He stated that his office had started 58 financial investigations when it comes to seizing property gained through war profiteering, underscoring that it was one of his office's priorities.
When it comes to the people who helped hide ICTY indictee Ratko Mladic, the evidence is still being collected, he noted, adding that 14 members of the military had been questioned and that the police was collecting information on another 11 people at his office's request.
Commenting on the Sakali case, he said the testimony given by Zoran Raskovic about killings of women and children, rape and abuse committed by the unit's members in the village of Cuska in Kosovo in 1999 was an "atomic bomb."

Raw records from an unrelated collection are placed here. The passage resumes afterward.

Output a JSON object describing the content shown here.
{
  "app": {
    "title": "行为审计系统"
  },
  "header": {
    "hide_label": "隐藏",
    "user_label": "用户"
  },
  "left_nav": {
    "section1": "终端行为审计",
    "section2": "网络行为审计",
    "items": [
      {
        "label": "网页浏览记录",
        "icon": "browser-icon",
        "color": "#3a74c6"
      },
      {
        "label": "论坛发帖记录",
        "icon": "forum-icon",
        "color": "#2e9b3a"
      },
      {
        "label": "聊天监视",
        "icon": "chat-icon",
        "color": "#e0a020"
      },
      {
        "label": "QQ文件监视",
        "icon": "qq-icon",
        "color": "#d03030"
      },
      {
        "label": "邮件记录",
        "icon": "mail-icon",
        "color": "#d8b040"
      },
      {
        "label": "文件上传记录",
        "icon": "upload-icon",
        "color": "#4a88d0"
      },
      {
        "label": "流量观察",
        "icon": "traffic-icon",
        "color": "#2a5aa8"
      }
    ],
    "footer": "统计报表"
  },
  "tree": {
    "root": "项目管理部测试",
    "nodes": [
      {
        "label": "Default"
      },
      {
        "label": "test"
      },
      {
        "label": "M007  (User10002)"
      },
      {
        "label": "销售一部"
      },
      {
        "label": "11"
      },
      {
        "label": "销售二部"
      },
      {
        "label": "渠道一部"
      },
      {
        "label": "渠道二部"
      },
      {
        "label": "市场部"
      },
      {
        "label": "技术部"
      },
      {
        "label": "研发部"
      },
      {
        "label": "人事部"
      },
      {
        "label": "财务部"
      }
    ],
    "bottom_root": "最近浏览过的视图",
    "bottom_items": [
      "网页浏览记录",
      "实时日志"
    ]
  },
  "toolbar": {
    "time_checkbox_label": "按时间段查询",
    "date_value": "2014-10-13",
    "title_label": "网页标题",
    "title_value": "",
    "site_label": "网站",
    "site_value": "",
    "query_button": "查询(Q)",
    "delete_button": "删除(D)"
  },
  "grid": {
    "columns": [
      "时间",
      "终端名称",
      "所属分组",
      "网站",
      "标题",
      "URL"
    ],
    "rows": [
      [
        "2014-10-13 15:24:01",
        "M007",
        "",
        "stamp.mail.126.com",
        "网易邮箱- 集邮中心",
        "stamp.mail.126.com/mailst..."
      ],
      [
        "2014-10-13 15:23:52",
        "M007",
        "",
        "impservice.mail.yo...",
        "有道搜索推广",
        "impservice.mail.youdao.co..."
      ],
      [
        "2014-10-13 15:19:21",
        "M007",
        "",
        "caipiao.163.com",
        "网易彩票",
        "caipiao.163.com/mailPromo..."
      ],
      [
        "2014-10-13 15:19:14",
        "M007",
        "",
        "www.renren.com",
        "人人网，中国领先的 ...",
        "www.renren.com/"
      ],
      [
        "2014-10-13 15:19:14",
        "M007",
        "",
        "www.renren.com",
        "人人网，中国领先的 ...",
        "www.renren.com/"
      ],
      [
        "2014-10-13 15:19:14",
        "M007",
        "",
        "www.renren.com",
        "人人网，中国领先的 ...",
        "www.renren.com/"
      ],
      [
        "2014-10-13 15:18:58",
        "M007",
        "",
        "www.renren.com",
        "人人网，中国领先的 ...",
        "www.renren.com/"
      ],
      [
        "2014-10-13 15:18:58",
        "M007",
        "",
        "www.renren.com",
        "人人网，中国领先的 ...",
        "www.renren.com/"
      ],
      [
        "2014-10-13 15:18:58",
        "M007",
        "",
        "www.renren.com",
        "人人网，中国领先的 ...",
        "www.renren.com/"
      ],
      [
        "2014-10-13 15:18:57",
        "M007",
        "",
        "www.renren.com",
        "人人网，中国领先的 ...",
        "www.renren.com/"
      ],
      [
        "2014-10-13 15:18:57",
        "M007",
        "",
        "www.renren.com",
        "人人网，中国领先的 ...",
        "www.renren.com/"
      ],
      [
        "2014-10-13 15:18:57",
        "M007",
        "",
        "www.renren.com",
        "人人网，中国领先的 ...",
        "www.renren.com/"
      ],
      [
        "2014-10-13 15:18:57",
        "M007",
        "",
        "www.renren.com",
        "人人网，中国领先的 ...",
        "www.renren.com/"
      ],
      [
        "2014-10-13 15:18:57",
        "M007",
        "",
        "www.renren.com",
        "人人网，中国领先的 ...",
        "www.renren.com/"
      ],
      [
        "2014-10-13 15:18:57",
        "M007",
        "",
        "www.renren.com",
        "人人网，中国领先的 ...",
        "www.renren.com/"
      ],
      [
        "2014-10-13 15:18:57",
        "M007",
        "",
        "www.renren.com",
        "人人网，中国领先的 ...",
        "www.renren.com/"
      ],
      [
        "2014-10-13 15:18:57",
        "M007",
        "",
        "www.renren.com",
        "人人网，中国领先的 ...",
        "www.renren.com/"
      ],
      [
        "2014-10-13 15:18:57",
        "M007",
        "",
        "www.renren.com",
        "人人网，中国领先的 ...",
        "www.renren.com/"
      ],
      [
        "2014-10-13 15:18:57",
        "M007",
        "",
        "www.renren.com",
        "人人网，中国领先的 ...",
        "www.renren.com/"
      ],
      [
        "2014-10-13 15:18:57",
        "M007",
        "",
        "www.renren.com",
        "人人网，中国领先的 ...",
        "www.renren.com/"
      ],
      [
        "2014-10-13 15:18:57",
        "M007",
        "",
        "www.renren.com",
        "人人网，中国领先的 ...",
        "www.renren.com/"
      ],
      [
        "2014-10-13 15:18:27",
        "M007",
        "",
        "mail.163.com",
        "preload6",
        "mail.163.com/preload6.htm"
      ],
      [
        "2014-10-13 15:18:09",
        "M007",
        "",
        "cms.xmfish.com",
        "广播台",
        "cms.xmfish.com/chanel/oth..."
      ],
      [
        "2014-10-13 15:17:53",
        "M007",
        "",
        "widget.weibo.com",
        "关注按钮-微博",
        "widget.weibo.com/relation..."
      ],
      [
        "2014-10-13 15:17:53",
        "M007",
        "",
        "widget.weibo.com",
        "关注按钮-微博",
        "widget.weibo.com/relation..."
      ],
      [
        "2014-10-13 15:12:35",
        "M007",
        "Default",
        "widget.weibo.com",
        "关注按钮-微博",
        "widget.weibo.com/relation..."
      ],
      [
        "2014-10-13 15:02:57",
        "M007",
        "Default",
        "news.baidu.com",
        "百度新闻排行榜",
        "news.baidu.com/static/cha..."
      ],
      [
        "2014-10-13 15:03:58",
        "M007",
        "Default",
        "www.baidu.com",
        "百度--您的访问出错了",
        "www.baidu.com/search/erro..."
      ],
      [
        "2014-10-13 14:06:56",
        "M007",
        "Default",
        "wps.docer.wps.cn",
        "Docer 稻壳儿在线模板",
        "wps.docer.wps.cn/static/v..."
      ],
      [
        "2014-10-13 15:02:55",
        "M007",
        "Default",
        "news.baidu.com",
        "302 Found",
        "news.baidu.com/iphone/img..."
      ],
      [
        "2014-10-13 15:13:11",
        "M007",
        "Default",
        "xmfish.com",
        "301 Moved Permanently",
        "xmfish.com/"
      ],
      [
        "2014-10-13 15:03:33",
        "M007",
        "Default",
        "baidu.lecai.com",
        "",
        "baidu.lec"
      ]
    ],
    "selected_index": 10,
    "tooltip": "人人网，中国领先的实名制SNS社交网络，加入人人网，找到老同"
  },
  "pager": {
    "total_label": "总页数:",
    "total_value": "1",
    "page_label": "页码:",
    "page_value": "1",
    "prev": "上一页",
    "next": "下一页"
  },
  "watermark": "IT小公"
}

Vukcevic revealed that the most recent threats to him and his deputy had come from Australia and that both were attacked once the trial had started.


BELGRADE, Jan. 04 (Tanjug) State Secretary at the Serbian Justice Ministry Slobodan Homen said Wednesday that the Serbian judiciary had no intention to follow any demands of the so-called Kosovo judicial institutions as Serbia did not recognize Kosovo as a country.
Commenting on recent announcements that Kosovo will ask for the extradition of the recently arrested Veselinovic brothers, Homen told Tanjug that the Serbian judiciary was firm in its stance of not recognizing Kosovo as a country or its so-called judicial institutions as legal.
The cooperation can only be had through EULEX, Homen pointed out.
If Serbia gets any request from EULEX judiciary, the Serbian judicial institutions will consider it and respond within the statutory deadline, said Homen.
"When it comes to the cooperation with EULEX, we want to reaffirm that we want to cooperate, but the cooperation has to be respected by both sides," the Serbian state secretary said.
Sikri Sila, the chief prosecutor in the city of Kosovska Mitrovica in northern Kosovo, said late last week that Kosovo officials were compiling documents to submit a request to Belgrade to extradite brothers Zvonko and Zarko Veselinovic, whom KFOR had charged with organizing the setting up of roadblocks and violence in northern Kosovo.
Zarko and Zvonko Veselinovic were arrested at Mount Kopaonik, close to the administrative line with Kosovo, on December 20. The Higher Court of the city of Kraljevo, central Serbia, has launched an investigation against Zvonko Veselinovic on the suspicion of illegal production, possession, carrying and sale of weapons or explosive materials.
Belgrade's special court is carrying out an investigation against Zarko Veselinovic over the charges of inciting Srecko Topalovic, a judge of the Raska Basic Court, to abuse of power.